Just like anything in life – anything that you use too much can cause harm. Alcohol, medications, illegal prescriptions, and even some herbal remedies can result in an overdose if you take too much. The risk of drug and alcohol overdose increases as you take more than one substance at a time, at a large amount, or if your body has the worst reaction to a substance.
What Is an Overdose?
An overdose occurs when you take more than the normal or recommended amount of something. It represents a pathologic level of toxicity on which it overwhelms the normal function of the body. Depending on what substance you took, the symptoms of overdose can vary. The most common substances that people tend to overdose on are drugs and alcohol.
Any drug taken in excess or recommended amount can cause you to suffer from the effect of overdose. In worse cases, drug overdose or the use of recreational drugs without proper medical supervision can prove fatal. Prompt first aid treatment is necessary to save the life of someone who has a drug overdose.

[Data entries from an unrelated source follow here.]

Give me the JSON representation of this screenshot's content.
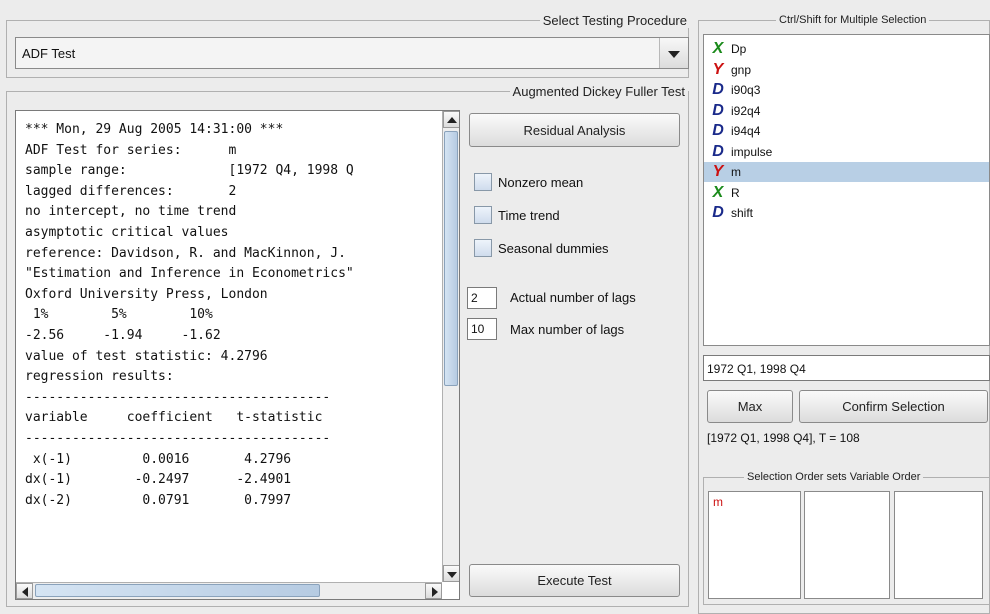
{
  "procedure": {
    "legend": "Select Testing Procedure",
    "selected": "ADF Test"
  },
  "adf": {
    "legend": "Augmented Dickey Fuller Test",
    "output_lines": [
      "*** Mon, 29 Aug 2005 14:31:00 ***",
      "ADF Test for series:      m",
      "sample range:             [1972 Q4, 1998 Q",
      "lagged differences:       2",
      "no intercept, no time trend",
      "asymptotic critical values",
      "reference: Davidson, R. and MacKinnon, J.",
      "\"Estimation and Inference in Econometrics\"",
      "Oxford University Press, London",
      " 1%        5%        10%",
      "-2.56     -1.94     -1.62",
      "value of test statistic: 4.2796",
      "regression results:",
      "---------------------------------------",
      "variable     coefficient   t-statistic",
      "---------------------------------------",
      " x(-1)         0.0016       4.2796",
      "dx(-1)        -0.2497      -2.4901",
      "dx(-2)         0.0791       0.7997"
    ],
    "residual_button": "Residual Analysis",
    "nonzero_mean": "Nonzero mean",
    "time_trend": "Time trend",
    "seasonal_dummies": "Seasonal dummies",
    "actual_lags_value": "2",
    "actual_lags_label": "Actual number of lags",
    "max_lags_value": "10",
    "max_lags_label": "Max number of lags",
    "execute_button": "Execute Test"
  },
  "variables": {
    "legend": "Ctrl/Shift for Multiple Selection",
    "items": [
      {
        "type": "X",
        "name": "Dp",
        "selected": false
      },
      {
        "type": "Y",
        "name": "gnp",
        "selected": false
      },
      {
        "type": "D",
        "name": "i90q3",
        "selected": false
      },
      {
        "type": "D",
        "name": "i92q4",
        "selected": false
      },
      {
        "type": "D",
        "name": "i94q4",
        "selected": false
      },
      {
        "type": "D",
        "name": "impulse",
        "selected": false
      },
      {
        "type": "Y",
        "name": "m",
        "selected": true
      },
      {
        "type": "X",
        "name": "R",
        "selected": false
      },
      {
        "type": "D",
        "name": "shift",
        "selected": false
      }
    ],
    "type_colors": {
      "X": "#1a8a1a",
      "Y": "#cc1111",
      "D": "#1a2a8a"
    },
    "range_value": "1972 Q1, 1998 Q4",
    "max_button": "Max",
    "confirm_button": "Confirm Selection",
    "range_info": "[1972 Q1, 1998 Q4], T = 108",
    "order_legend": "Selection Order sets Variable Order",
    "order_lists": [
      [
        "m"
      ],
      [],
      []
    ]
  }
}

Note: The effect of the drug will vary depending on the nature of the intake substance. The effect may also vary depending on your age, weight, general health, and whether any substance was consumed simultaneously.
Alcohol overdose occurs when you consume more alcohol than your body can safely process. In general, the body can safely take one unit of pure alcohol per hour. It is an equivalent of a small shot of alcoholic liquor, a half-pint of beer, the third glass of chilled wine.

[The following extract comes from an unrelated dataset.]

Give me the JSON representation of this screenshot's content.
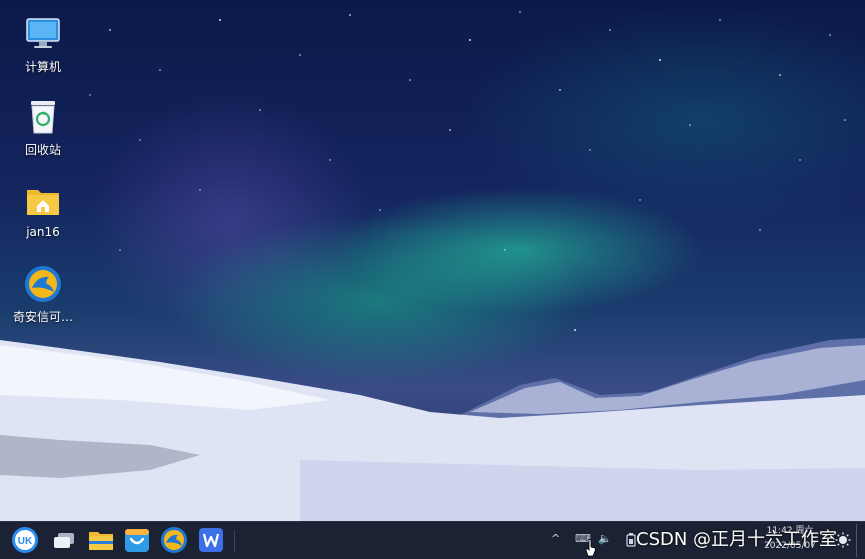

If you consume an excess amount of alcohol in shorter periods, the alcohol can build up faster. It is because the body is unable to metabolise or ingest the alcohol fast enough. The accumulation of alcohol will then spread throughout the body, leading to an alcohol overdose (alcohol poisoning).
General symptoms of a Drug and Alcohol Overdose include:

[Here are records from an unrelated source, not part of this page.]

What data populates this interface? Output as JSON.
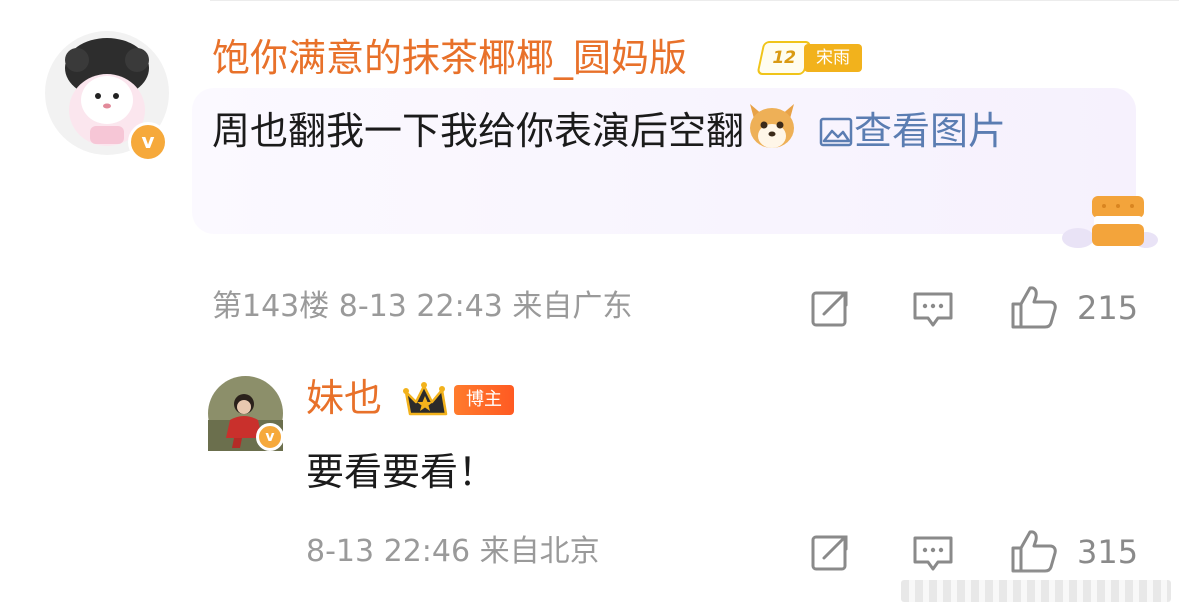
{
  "comment": {
    "username": "饱你满意的抹茶椰椰_圆妈版",
    "level_badge": {
      "level": "12",
      "tag": "宋雨"
    },
    "text": "周也翻我一下我给你表演后空翻",
    "emoji": "dog-face",
    "view_image_link": "查看图片",
    "meta": "第143楼 8-13 22:43 来自广东",
    "likes": "215"
  },
  "reply": {
    "username": "妹也",
    "role_badge": "博主",
    "text": "要看要看！",
    "meta": "8-13 22:46 来自北京",
    "likes": "315"
  },
  "verified_badge_glyph": "v",
  "icons": [
    "share-icon",
    "comment-icon",
    "like-icon",
    "image-icon",
    "crown-icon",
    "verified-icon"
  ],
  "colors": {
    "username": "#e8712a",
    "link": "#5b7db2",
    "meta": "#9a9a9a",
    "verified": "#f6a93b",
    "blogger_badge": "#ff6a28"
  }
}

- Shallow, irregular breathing, or no breathing at all
- Sudden confusion, disorientation, or hallucination
- Loss of coordination, balance, or motor control skills
- Collapsing or loss of consciousness
- Pale, clammy skin
- Sudden mood changes: aggression, agitation, anxiety, or depression
- Abdominal pain
- Hot skin temperature (overheated skin)
An overdose can be intentional or accidental, and in many cases, fatal. The good news is most individuals who have overdoses can have higher chances of survival if first aid is performed quickly enough.
An overdose can be intentional or accidental. In many cases, overdoses are fatal, although most overdosed persons can be saved if medical treatment is provided quickly enough.
First Aid for Drug or Alcohol Overdose
Assess the patient
Check the person’s level of consciousness. If they are not fully conscious or alert, put them into the recovery position. Gently turn the person onto their side and ensure they are not left alone.
Reassure the patient
Talk to the person calmly and reassuringly. Call emergency services right away if the safety of the person or others becomes threatened.
Identify the substance
If the person is conscious, ask what substance has been taken, how much, and whether they swallowed, inhaled, or injected it. Look for evidence that might help emergency services with their treatment. Keep the substance in any container, syringe, or needle to help with the analysis and identification.
Perform CPR if necessary
If the person is not breathing or their breathing is shallow and dangerously weak, start CPR. Place the palm of your hands in the person’s chest and follow CPR guidelines for adults, children, and infants.
An overdose can present a whole lot of risks, even if the person seems okay at first. Consider first aid training for overdose response. Basic knowledge of first aid could mean the difference between life and death in an overdose emergency.
First Aid training can teach you how to prevent, recognise, and respond to a drug and alcohol overdose.
Enquire now for a First Aid course.